While testing the product in New Zealand, Singapore and Sweden, the team watched to see whether users who finished one storyline would return to the beginning to try another route.
"If they don't do that then the whole premise of branching stories isn't successful," Juss says.
One decision point of "Anatomy of a Decision"
Courtesy of Whatifi
In those test markets they saw that 90% of users went back for another go, the founders say. And in the first week since launching in the U.S., that number has risen even higher.
Whatifi is targeted at a younger audience. They are more "native" to mobile, Juss says, and they were the audience segment who seemed to most enjoy the experience back in the live-theater version.
In addition to providing unique stories, Whatifi incorporates a social element. When users boot up the app, they enter a waiting room, where they can invite friends to join them in a viewing party. As the stories reach decision points, the movies pause and all the friends must vote. The story only continues if there's a consensus. Until then, friends must deliberate on which path to choose.
A key learning Juss took from the theater experiments was that the deliberation was often the part that was most fun.
And there's plenty more to explore.
"What we have so far is the simplest version that we've done in the theater," Juss says. "We can go much more complicated for telling the stories, but we'll ease into that."

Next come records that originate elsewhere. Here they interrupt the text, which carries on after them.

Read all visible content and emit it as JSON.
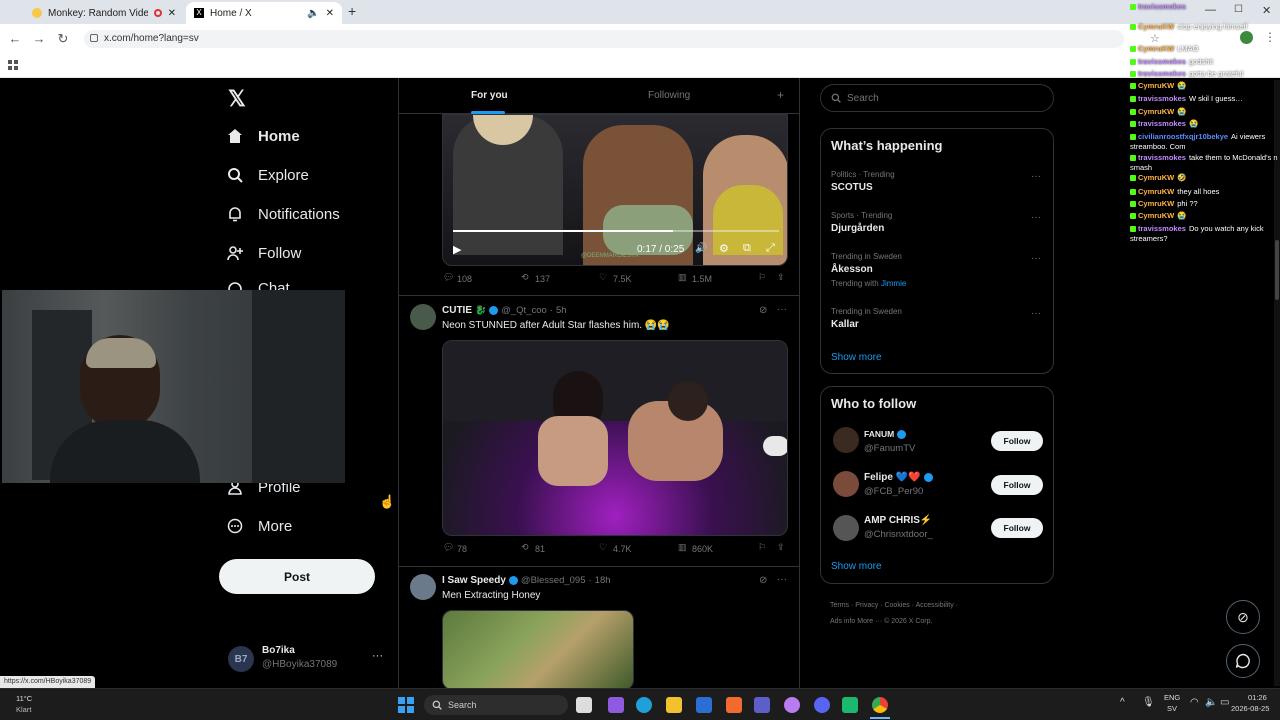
{
  "browser": {
    "tabs": [
      {
        "title": "Monkey: Random Video Ch",
        "active": false
      },
      {
        "title": "Home / X",
        "active": true
      }
    ],
    "url": "x.com/home?lang=sv",
    "status_url": "https://x.com/HBoyika37089"
  },
  "nav": {
    "items": [
      "Home",
      "Explore",
      "Notifications",
      "Follow",
      "Chat",
      "Profile",
      "More"
    ],
    "post_label": "Post",
    "account": {
      "name": "Bo7ika",
      "handle": "@HBoyika37089"
    }
  },
  "feed": {
    "tabs": [
      "For you",
      "Following"
    ],
    "tweets": [
      {
        "video_time": "0:17 / 0:25",
        "watermark": "@DEENMARCIESTX",
        "replies": "108",
        "retweets": "137",
        "likes": "7.5K",
        "views": "1.5M"
      },
      {
        "name": "CUTIE",
        "name_emoji": "🐉",
        "handle": "@_Qt_coo",
        "time": "5h",
        "text": "Neon STUNNED after Adult Star flashes him. 😭😭",
        "replies": "78",
        "retweets": "81",
        "likes": "4.7K",
        "views": "860K"
      },
      {
        "name": "I Saw Speedy",
        "handle": "@Blessed_095",
        "time": "18h",
        "text": "Men Extracting Honey"
      }
    ]
  },
  "sidebar": {
    "search_placeholder": "Search",
    "happening_title": "What’s happening",
    "trends": [
      {
        "meta": "Politics · Trending",
        "name": "SCOTUS"
      },
      {
        "meta": "Sports · Trending",
        "name": "Djurgården"
      },
      {
        "meta": "Trending in Sweden",
        "name": "Åkesson",
        "extra_prefix": "Trending with",
        "extra_link": "Jimmie"
      },
      {
        "meta": "Trending in Sweden",
        "name": "Kallar"
      }
    ],
    "show_more": "Show more",
    "who_title": "Who to follow",
    "who": [
      {
        "name": "FANUM",
        "handle": "@FanumTV",
        "button": "Follow"
      },
      {
        "name": "Felipe 💙❤️",
        "handle": "@FCB_Per90",
        "button": "Follow"
      },
      {
        "name": "AMP CHRIS⚡",
        "handle": "@Chrisnxtdoor_",
        "button": "Follow"
      }
    ],
    "show_more2": "Show more",
    "footer": [
      "Terms",
      "Privacy",
      "Cookies",
      "Accessibility",
      "Ads info",
      "More ···",
      "© 2026 X Corp."
    ]
  },
  "chat": [
    {
      "user": "travissmokes",
      "msg": ""
    },
    {
      "user": "CymruKW",
      "msg": "stop enjoying himself"
    },
    {
      "user": "CymruKW",
      "msg": "LMAO"
    },
    {
      "user": "travissmokes",
      "msg": "godshit"
    },
    {
      "user": "travissmokes",
      "msg": "gotta be grateful"
    },
    {
      "user": "CymruKW",
      "msg": "😭"
    },
    {
      "user": "travissmokes",
      "msg": "W skil I guess…"
    },
    {
      "user": "CymruKW",
      "msg": "😭"
    },
    {
      "user": "travissmokes",
      "msg": "😭"
    },
    {
      "user": "civilianroostfxqjr10bekye",
      "msg": "Ai viewers streamboo. Com"
    },
    {
      "user": "travissmokes",
      "msg": "take them to McDonald's n smash"
    },
    {
      "user": "CymruKW",
      "msg": "🤣"
    },
    {
      "user": "CymruKW",
      "msg": "they all hoes"
    },
    {
      "user": "CymruKW",
      "msg": "phi ??"
    },
    {
      "user": "CymruKW",
      "msg": "😭"
    },
    {
      "user": "travissmokes",
      "msg": "Do you watch any kick streamers?"
    }
  ],
  "taskbar": {
    "weather_temp": "11°C",
    "weather_desc": "Klart",
    "search": "Search",
    "lang1": "ENG",
    "lang2": "SV",
    "time": "01:26",
    "date": "2026-08-25"
  }
}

Meybaum is enthralled by the possibilities.
"What makes Whatifi so cool and rewarding to work on is that, for us, there's content, social, the platform – it's all tightly coupled," he says. "When we are talking about the changes to come, they involve how to create content, the user experience, and also the social elements. It's the whole experience."
What if I Want to Participate?
July 7th is the pitch deadline. The company expects to receive applications primarily from "young and upcoming" screenwriters and directors, but Meybaum tells dot.LA that anyone can apply.
"You never know where the best ideas come from. We're excited to make it public," he says.
The contest has two parallel tracks: one for scripts only, and one for full productions. To help applicants get started, Whatifi provides a sample pitch, a story-mapping tool and a script template.
Up to 20 applicants will win $2,000 and qualify for the final round, for which they'll need to submit a full script – with a helping hand from Whatifi and its team of advisors.
Five winners of the full-production prize will receive $200,000 to turn their submissions into films for the Whatifi platform. Winners of the script-only prize will each receive $35,000, and the possibility that Whatifi will find a director to make the movie. The new films are scheduled to be completed by October 15.
Juss highlights one advantage the format provides to filmmakers: They need not suffer the pressures of having to make every decision themselves. That can be outsourced to the audience.
"Many writers probably wonder where their stories might have led, had they taken a different turn at a crucial point," says Johannes Veski, writer and director of "Anatomy of a Decision."
"The chance to see where all those potential paths lead should whet the appetites of screenwriters and filmmakers across genres."
Courtesy of Whatifi
Juss acknowledges that writing a script with multiple permutations can be a challenge. Veski agrees.
"Maintaining coherence is hard enough when writing one story," Veski says. "I aimed at 64 paths and outcomes that all begin at a single point. I had to make sure they'd all logically lead back to the beginning and still make sense in relation to each other. It felt like like building a house of cards and changing the laws of physics on the way."
But both Juss and Veski think the learning curve isn't too steep.
"We've seen that filmmakers can really get their heads around it," Juss says. "And once it's written it's not that different from a filming standpoint."
"Life is a single track of guesswork, projection, regret, and relief," Veski adds. "I'm intrigued by life as not one, but many possible paths. I see 'Anatomy of a Decision' as a mere mortal's chance to trick fate and try on all the couldas and shouldas."
Sam Blake primarily covers media and entertainment for dot.LA. Find him on Twitter @hisamblake and email him at samblake@dot.LA